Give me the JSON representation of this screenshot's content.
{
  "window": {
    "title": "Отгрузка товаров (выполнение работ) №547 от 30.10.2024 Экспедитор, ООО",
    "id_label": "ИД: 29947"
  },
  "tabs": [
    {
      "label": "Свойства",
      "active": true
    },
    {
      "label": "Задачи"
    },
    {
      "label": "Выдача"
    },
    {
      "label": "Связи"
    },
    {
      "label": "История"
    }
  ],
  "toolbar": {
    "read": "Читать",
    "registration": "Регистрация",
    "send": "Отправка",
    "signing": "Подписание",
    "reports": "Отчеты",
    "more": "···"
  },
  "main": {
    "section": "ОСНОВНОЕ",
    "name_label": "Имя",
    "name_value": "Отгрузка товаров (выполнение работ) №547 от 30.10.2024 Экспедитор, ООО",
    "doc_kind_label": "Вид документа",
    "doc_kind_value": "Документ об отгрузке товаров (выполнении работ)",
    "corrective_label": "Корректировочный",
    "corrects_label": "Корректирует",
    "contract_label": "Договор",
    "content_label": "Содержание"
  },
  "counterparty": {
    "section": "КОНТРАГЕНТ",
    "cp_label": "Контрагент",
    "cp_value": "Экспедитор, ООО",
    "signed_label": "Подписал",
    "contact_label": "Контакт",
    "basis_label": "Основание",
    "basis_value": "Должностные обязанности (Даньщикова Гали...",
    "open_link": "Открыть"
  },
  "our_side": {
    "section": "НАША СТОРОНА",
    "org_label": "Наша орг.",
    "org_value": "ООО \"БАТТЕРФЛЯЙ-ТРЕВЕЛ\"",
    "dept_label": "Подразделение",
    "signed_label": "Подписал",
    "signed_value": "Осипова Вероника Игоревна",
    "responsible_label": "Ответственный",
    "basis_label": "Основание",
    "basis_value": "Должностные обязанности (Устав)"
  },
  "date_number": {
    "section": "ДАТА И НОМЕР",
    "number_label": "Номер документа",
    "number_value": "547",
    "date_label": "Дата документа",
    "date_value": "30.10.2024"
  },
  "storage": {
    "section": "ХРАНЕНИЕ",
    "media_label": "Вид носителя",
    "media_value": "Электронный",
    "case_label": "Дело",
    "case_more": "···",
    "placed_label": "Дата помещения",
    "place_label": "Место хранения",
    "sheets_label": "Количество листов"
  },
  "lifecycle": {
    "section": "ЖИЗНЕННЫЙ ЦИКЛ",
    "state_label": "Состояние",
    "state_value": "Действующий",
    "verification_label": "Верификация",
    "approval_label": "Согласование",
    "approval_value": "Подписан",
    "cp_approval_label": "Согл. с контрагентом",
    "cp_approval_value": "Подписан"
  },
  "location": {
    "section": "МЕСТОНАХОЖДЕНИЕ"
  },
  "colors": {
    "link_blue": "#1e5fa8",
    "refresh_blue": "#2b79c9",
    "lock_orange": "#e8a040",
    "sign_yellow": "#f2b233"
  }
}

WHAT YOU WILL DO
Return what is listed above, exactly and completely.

WRITTEN REPLY
Give me the JSON representation of this screenshot's content.
{
  "window": {
    "title": "Отгрузка товаров (выполнение работ) №547 от 30.10.2024 Экспедитор, ООО",
    "id_label": "ИД: 29947"
  },
  "tabs": [
    {
      "label": "Свойства",
      "active": true
    },
    {
      "label": "Задачи"
    },
    {
      "label": "Выдача"
    },
    {
      "label": "Связи"
    },
    {
      "label": "История"
    }
  ],
  "toolbar": {
    "read": "Читать",
    "registration": "Регистрация",
    "send": "Отправка",
    "signing": "Подписание",
    "reports": "Отчеты",
    "more": "···"
  },
  "main": {
    "section": "ОСНОВНОЕ",
    "name_label": "Имя",
    "name_value": "Отгрузка товаров (выполнение работ) №547 от 30.10.2024 Экспедитор, ООО",
    "doc_kind_label": "Вид документа",
    "doc_kind_value": "Документ об отгрузке товаров (выполнении работ)",
    "corrective_label": "Корректировочный",
    "corrects_label": "Корректирует",
    "contract_label": "Договор",
    "content_label": "Содержание"
  },
  "counterparty": {
    "section": "КОНТРАГЕНТ",
    "cp_label": "Контрагент",
    "cp_value": "Экспедитор, ООО",
    "signed_label": "Подписал",
    "contact_label": "Контакт",
    "basis_label": "Основание",
    "basis_value": "Должностные обязанности (Даньщикова Гали...",
    "open_link": "Открыть"
  },
  "our_side": {
    "section": "НАША СТОРОНА",
    "org_label": "Наша орг.",
    "org_value": "ООО \"БАТТЕРФЛЯЙ-ТРЕВЕЛ\"",
    "dept_label": "Подразделение",
    "signed_label": "Подписал",
    "signed_value": "Осипова Вероника Игоревна",
    "responsible_label": "Ответственный",
    "basis_label": "Основание",
    "basis_value": "Должностные обязанности (Устав)"
  },
  "date_number": {
    "section": "ДАТА И НОМЕР",
    "number_label": "Номер документа",
    "number_value": "547",
    "date_label": "Дата документа",
    "date_value": "30.10.2024"
  },
  "storage": {
    "section": "ХРАНЕНИЕ",
    "media_label": "Вид носителя",
    "media_value": "Электронный",
    "case_label": "Дело",
    "case_more": "···",
    "placed_label": "Дата помещения",
    "place_label": "Место хранения",
    "sheets_label": "Количество листов"
  },
  "lifecycle": {
    "section": "ЖИЗНЕННЫЙ ЦИКЛ",
    "state_label": "Состояние",
    "state_value": "Действующий",
    "verification_label": "Верификация",
    "approval_label": "Согласование",
    "approval_value": "Подписан",
    "cp_approval_label": "Согл. с контрагентом",
    "cp_approval_value": "Подписан"
  },
  "location": {
    "section": "МЕСТОНАХОЖДЕНИЕ"
  },
  "colors": {
    "link_blue": "#1e5fa8",
    "refresh_blue": "#2b79c9",
    "lock_orange": "#e8a040",
    "sign_yellow": "#f2b233"
  }
}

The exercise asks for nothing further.